Wednesday, October 2, 2013

México: Reported Crime Rose 32.4% in 2012 Compared to 2011, Visitors Need to Exercise Caution

According  to México's National Institute of Statistics and Geography (INEGI), a total of 27.7 million crimes, or 35,139 crimes for every 100,000 inhabitants, were registered in 2012 compared to data reported in 2011.

The statistical rise stems from the National Survey on Victimization and Perceptions of Public Safety (ENVIPE) which was conducted from March 4 to April 26 by INEGI.
ENVIPE surveyed 95,810 households, of which 32.4% reported at least one victim of crime in 2012.

That works out to 10.1 million households affected by crime across México, well above the 30.4% rate reported in 2011.

COMMENT: What is most distressing is that only 12.2% of crimes were reported in 2012, which suggests a huge disparity in terms of confidence in state and federal police agencies within México.

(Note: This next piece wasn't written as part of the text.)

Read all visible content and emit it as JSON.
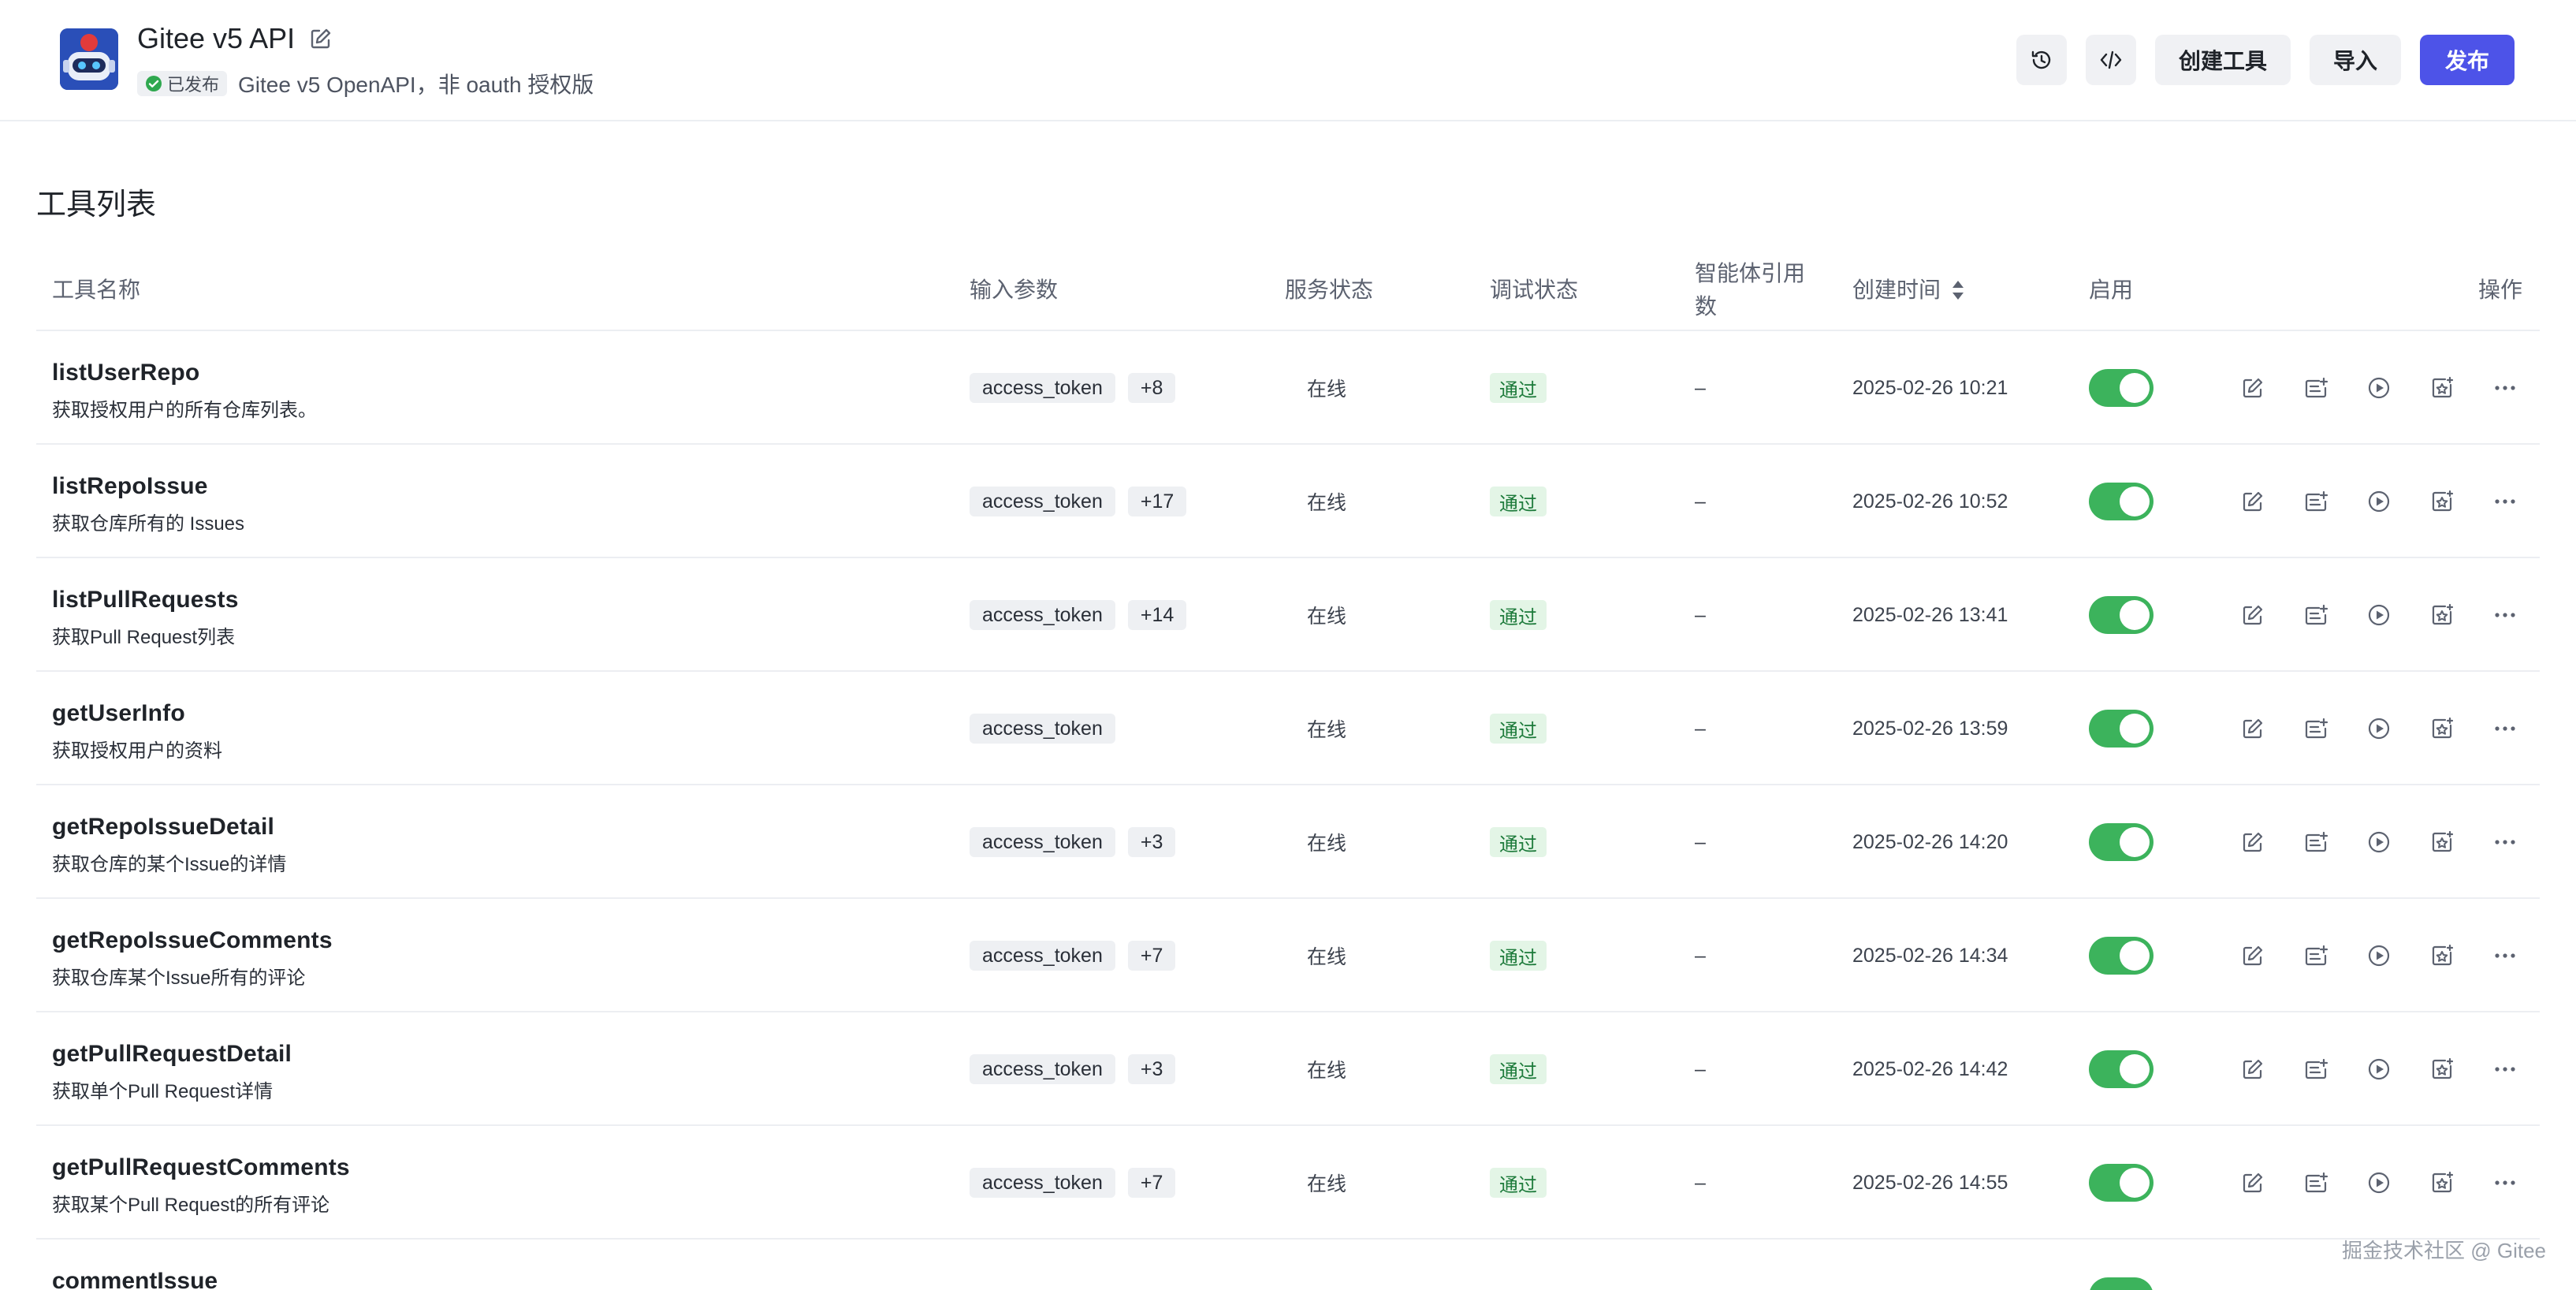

Of the total crimes reported in México, only 7.9% led to the opening of an investigation, with an estimated 92.1% of crimes going unreported or never becoming the subject of an investigation.

With 92.1% of crimes going unreported and never investigated, it is completely understandable as to why crime in México is so rampant and out of control.

For all of our readers, please do understand that México is a high-threat destination that should be avoided for travelers who are unfamiliar with criminal tactics in the country and those who fail to have well-honed and pro-active personal security awareness.

It is estimated that foreign travelers represent a huge percentage of crime victims, largely because most foreigners are unfamiliar with criminal tactics in México and because they subconsciously believe that criminal victimization happens to other people and not to them. This is simply untrue.

If foreigners stay at all inclusive-resorts for the duration of their visit to México, it is estimated that their potential for victimization may decline by as much as 50%, provided they travel to and from the all-inclusive and don't deviate from their resort to make "side trips." 

It should also be noted that few countries worldwide have a victimization rate of 32.4%, which underlines the seriousness of the criminal threat for local citizens.

What would be most interesting is if INEGI conducted a large-scale study of foreign travelers to México to determine the comparative differences between Mexican citizens and foreign travelers in terms of criminal victimization.